Partners that contribute to the complementary financing is comprised of Power of Nutrition, UNFPA, UNICEF, WHO, and the governments of Canada, Denmark (DANIDA), Ireland, Switzerland, and the United States (PEPFAR, USAID). The GFF is co-financing US$40 million to support a $200 million World Bank project for the Strengthening Primary Health Care for Results program in country.  

The Result 

Tanzania has managed to improve coverage across the board. For example, antenatal care improved from an average of 36 percent of pregnant women receiving at least four antenatal care visits in 2014 to 64 percent in 2018. There has also been an increase in the share of births occurring at a health facility from 71 percent in 2017 to 80 percent in 2018. The proportion of pregnant women who received intermittent preventive treatment (IPT2) between 2014 and 2018 climbed from 36 percent to 83 percent.  The average share of pregnant women receiving iron and folic acid at ANC visit increased from 57 percent in 2014 to 75 percent in 2018.  Finally, the number of facilities that achieved at least a 3-star rating has jumped to 1370 facilities in 2018 from only 137 in 2016.  
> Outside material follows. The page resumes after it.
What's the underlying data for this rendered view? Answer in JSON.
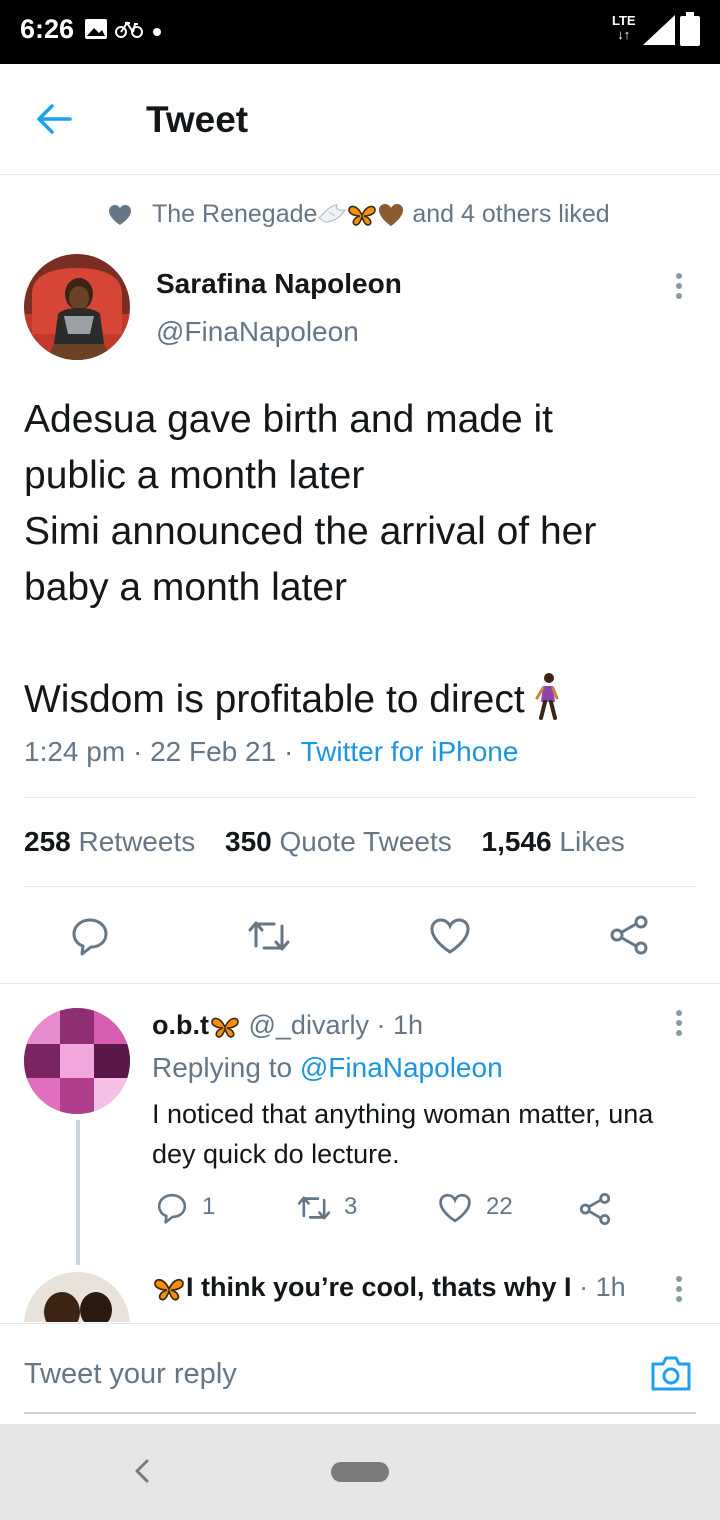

This collaborative effort has led to improvements in maternal and child health service coverage, quality, and services, as measured by the indicators that have been routinely monitored and are described in the GFF Annual Report and highlights that to continue progress toward further service improvements, more targeted efforts are needed to expand the coverage of some services in certain regions where coverage remains below 50 percent while sustaining the quality improvements that have been recorded in the last two years.